Please refer to this study by its ClinicalTrials.gov identifier: NCT01386788

Contacts
Contact: Ernst MW Koch, Dr. ++49 6257 1788 Ernst.MW.Koch@t-online.de

Locations
Germany
Prof. Dr. Götz Geldner Recruiting
Ludwigsburg, Germany, 71640
Contact: Götz Geldner, Prof    ++49 7141/99-66701    goetz.geldner@kliniken-lb.de   
Principal Investigator: Götz Geldner, Prof         
Prof. Th. Zilker Recruiting
München, Germany, 81675
Contact: Thomas Zilker, Prof    ++49 89 4140 ext 2466    t.zilker@trz.tu.de   
Principal Investigator: Thomas Zilker, Prof.         
Sponsors and Collaborators
Dr. Ernst MW Koch
Investigators
Study Chair: Thomas Zilker, Prof.
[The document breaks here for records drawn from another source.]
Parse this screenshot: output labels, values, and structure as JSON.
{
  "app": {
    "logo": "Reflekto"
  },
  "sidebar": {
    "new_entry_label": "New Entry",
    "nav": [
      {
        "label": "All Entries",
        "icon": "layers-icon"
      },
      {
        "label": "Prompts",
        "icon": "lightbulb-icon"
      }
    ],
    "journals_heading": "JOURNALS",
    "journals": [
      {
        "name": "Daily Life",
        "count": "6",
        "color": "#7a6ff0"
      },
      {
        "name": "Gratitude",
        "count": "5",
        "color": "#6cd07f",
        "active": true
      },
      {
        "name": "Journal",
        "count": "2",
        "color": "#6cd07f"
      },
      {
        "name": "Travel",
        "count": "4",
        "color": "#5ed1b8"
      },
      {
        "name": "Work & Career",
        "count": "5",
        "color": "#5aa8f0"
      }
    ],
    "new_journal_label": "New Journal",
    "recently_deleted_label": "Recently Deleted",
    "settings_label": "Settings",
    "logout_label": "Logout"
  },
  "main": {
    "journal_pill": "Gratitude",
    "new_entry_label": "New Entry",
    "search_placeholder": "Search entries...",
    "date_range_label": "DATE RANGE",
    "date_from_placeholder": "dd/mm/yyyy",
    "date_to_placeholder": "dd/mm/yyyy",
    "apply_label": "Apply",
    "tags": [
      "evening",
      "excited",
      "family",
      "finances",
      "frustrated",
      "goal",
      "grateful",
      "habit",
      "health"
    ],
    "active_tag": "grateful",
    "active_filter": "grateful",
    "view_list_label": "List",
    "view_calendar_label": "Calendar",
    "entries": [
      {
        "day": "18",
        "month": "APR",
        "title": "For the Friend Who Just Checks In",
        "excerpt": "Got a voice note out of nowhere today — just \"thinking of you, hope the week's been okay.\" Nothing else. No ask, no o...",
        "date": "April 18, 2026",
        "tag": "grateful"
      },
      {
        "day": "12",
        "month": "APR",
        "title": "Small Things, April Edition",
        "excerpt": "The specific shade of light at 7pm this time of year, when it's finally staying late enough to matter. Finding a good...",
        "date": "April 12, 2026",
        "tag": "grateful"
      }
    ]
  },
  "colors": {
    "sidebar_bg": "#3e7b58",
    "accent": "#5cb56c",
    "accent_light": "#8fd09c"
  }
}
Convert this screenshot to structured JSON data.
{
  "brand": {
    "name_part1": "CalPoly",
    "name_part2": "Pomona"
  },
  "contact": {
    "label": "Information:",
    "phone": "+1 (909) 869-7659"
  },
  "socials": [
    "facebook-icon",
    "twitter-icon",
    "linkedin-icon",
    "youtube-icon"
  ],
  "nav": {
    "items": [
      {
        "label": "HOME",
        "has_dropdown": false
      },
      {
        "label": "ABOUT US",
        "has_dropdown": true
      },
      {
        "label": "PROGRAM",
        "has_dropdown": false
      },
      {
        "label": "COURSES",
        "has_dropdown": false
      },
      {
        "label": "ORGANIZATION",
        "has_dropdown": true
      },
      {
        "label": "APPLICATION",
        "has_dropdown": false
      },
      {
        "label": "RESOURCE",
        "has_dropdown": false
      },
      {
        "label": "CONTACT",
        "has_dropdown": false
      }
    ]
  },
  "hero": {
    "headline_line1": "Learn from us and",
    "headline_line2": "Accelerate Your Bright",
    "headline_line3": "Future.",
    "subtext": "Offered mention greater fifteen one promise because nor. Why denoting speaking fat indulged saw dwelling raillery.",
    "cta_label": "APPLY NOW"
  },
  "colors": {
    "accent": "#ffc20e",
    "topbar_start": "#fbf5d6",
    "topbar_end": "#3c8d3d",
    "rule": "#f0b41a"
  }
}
TU München
Study Chair: Carlo A Locatelli, Prof IRCCS Fondazione Maugeri
Study Chair: Frédéric Baud, Prof Hôpital Lariboisière
Study Chair: Guillermo Burillo-Putze, Prof Universidad de Teneriffe
Study Chair: Jean-Philippe Fauville, Dr To be added
Study Chair: Francois Levy, Dr To be added
  More Information

No publications provided

Responsible Party: Dr. Ernst MW Koch, BfArM
ClinicalTrials.gov Identifier: NCT01386788     History of Changes
Other Study ID Numbers: EML015722-600, 2009-010202-11
Study First Received: June 27, 2011
Last Updated: June 30, 2011
Health Authority: Germany: BfArM

Keywords provided by Dr. Ernst MW Koch:
Smoke, cyanide, closed space fires

Additional relevant MeSH terms:
Smoke Inhalation Injury
Respiratory Aspiration
Poisoning
Smoking
Respiration Disorders
Respiratory Tract Diseases
Signs and Symptoms, Respiratory
Signs and Symptoms
Substance-Related Disorders
Habits
Burns, Inhalation
Burns
Wounds and Injuries

ClinicalTrials.gov processed this record on July 29, 2014